That might still be true even if we end up deciding we want our past lives to kill Hitler and rescue Amelia Earhart. For that, I think plot twists might work just as well as or better than those more structured versions: they're mostly meant to get the players contributing some narrative more than anything else.

There was a great example of how I'd like to see plot twists used on an episode of Off The Map (of all things!) Siobhan recently watched. These doctors in a "Doctors Without Borders" clinic on the edge of the jungle in South America have had all their meds stolen, and someone's got an appendix burst but they can't operate due to lack of anaesthesia. One of them finds a nearby hidden camp where they traffic in illegal narcotics and asks to buy some to use as anaesthetics, but they won't deal with her because she's an authority figure and thus likely to get them in trouble. They don't even want to admit what everyone knows they're doing.

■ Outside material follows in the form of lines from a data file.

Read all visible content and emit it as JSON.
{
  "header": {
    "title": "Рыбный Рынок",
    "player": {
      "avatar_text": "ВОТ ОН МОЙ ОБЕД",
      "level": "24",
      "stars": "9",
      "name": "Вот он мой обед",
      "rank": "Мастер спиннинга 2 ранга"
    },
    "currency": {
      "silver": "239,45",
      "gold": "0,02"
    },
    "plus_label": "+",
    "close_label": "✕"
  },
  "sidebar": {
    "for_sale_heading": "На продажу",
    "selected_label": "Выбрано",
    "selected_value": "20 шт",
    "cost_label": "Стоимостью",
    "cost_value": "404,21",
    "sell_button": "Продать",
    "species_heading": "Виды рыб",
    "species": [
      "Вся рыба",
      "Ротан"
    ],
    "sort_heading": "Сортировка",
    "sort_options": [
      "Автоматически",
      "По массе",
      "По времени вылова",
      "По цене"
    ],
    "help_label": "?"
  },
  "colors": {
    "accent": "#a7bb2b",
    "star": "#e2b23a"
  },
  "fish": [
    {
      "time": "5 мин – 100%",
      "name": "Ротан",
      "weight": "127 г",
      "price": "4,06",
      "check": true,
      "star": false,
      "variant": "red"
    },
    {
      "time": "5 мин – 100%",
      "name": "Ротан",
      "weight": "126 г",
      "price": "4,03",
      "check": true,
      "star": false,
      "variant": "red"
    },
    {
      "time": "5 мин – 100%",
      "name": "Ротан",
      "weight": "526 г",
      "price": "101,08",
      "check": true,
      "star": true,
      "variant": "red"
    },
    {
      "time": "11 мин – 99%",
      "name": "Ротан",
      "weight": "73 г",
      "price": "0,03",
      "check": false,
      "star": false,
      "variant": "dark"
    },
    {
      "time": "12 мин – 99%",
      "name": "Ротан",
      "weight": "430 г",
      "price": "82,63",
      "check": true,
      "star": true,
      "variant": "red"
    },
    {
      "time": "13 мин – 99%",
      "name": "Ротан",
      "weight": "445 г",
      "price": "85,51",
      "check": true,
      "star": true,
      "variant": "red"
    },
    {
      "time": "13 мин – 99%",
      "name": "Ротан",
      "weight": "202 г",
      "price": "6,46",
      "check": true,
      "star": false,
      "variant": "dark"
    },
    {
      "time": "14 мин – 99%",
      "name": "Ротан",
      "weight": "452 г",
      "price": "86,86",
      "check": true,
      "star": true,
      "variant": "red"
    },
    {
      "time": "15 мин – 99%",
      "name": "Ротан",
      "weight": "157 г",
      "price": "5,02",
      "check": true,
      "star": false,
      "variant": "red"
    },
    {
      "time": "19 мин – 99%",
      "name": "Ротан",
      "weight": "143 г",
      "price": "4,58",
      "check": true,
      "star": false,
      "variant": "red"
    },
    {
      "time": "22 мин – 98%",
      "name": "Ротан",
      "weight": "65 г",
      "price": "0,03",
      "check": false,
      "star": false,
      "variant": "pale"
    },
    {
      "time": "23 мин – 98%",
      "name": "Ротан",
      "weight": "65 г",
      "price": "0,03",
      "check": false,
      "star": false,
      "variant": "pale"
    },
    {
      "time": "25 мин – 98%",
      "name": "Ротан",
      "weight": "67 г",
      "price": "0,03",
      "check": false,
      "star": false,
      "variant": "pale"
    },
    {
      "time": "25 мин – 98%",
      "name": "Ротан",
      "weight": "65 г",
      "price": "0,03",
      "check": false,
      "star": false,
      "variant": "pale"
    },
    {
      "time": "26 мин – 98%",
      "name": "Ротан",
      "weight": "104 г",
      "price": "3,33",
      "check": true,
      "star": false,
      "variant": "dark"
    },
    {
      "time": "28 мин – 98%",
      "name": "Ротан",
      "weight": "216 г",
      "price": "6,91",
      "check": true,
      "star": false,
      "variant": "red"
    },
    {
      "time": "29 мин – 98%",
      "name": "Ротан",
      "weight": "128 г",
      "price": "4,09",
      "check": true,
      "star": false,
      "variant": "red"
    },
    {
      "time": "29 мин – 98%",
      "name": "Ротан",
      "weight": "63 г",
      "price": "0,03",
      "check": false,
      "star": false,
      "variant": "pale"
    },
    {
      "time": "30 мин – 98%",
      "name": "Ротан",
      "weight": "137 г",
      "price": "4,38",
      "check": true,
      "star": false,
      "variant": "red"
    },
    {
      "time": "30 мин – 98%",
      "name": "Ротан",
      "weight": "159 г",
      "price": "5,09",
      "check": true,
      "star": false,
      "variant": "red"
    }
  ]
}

So the player spends some plot twists to arrange that someone in the camp is injured. Then she makes a deal. Sell me the drugs, and I'll save your comrade. They are forced to agree.

This is a great use of a plot twist because it's not short-circuiting story, it's actually creating more story. It's creating a new, soluble problem, and using it to deal with another, insoluble, problem.

And yet, when the episode is done, the show need never go back to this camp. (Of course, they also could, which would be interesting, but they don't have to for this plot twist to have been cool.)

Siobhan said...

Ok, now we've discussed this some, and I'm less inclined to allow the past to be changed. The idea here being that anything we do is what would have happened anyway.

There's so much in history that we have NO idea about the exact WAY something turned out, that the story of how something got where it was is still fascinating, even if the PCs can't actually change where it ended up.

I do not want to spend all of my time rewriting how the world turns out every time the PCs change history on me.

I think that others in the group are hanging up on that one point because of a focus on the time travel aspect of the campaign, and fantasizing about how great things would be if they could change this or that about the past. I don't want this to become about changing the history and dealing with the fall out from that. If that's what I wanted, we'd just play one of the fifty or so games that are already like that. We've -done- that game. Hell, that's what "Uncreated" is ABOUT. Changing things to make worlds better places.

I want the time travel aspect of this game to be cool, and it's the thing that gets the PCs into adventures, and exploring stuff, but the point of the stories is what happens when they're there, how things get where they are, or what information they manage to uncover about HOW something actually happened, and how they'll be able to successfully record that and "discover" that record once they're back in their own time, and present it to the world in a way that will make it believable to everyone.

I think I'm rambling now...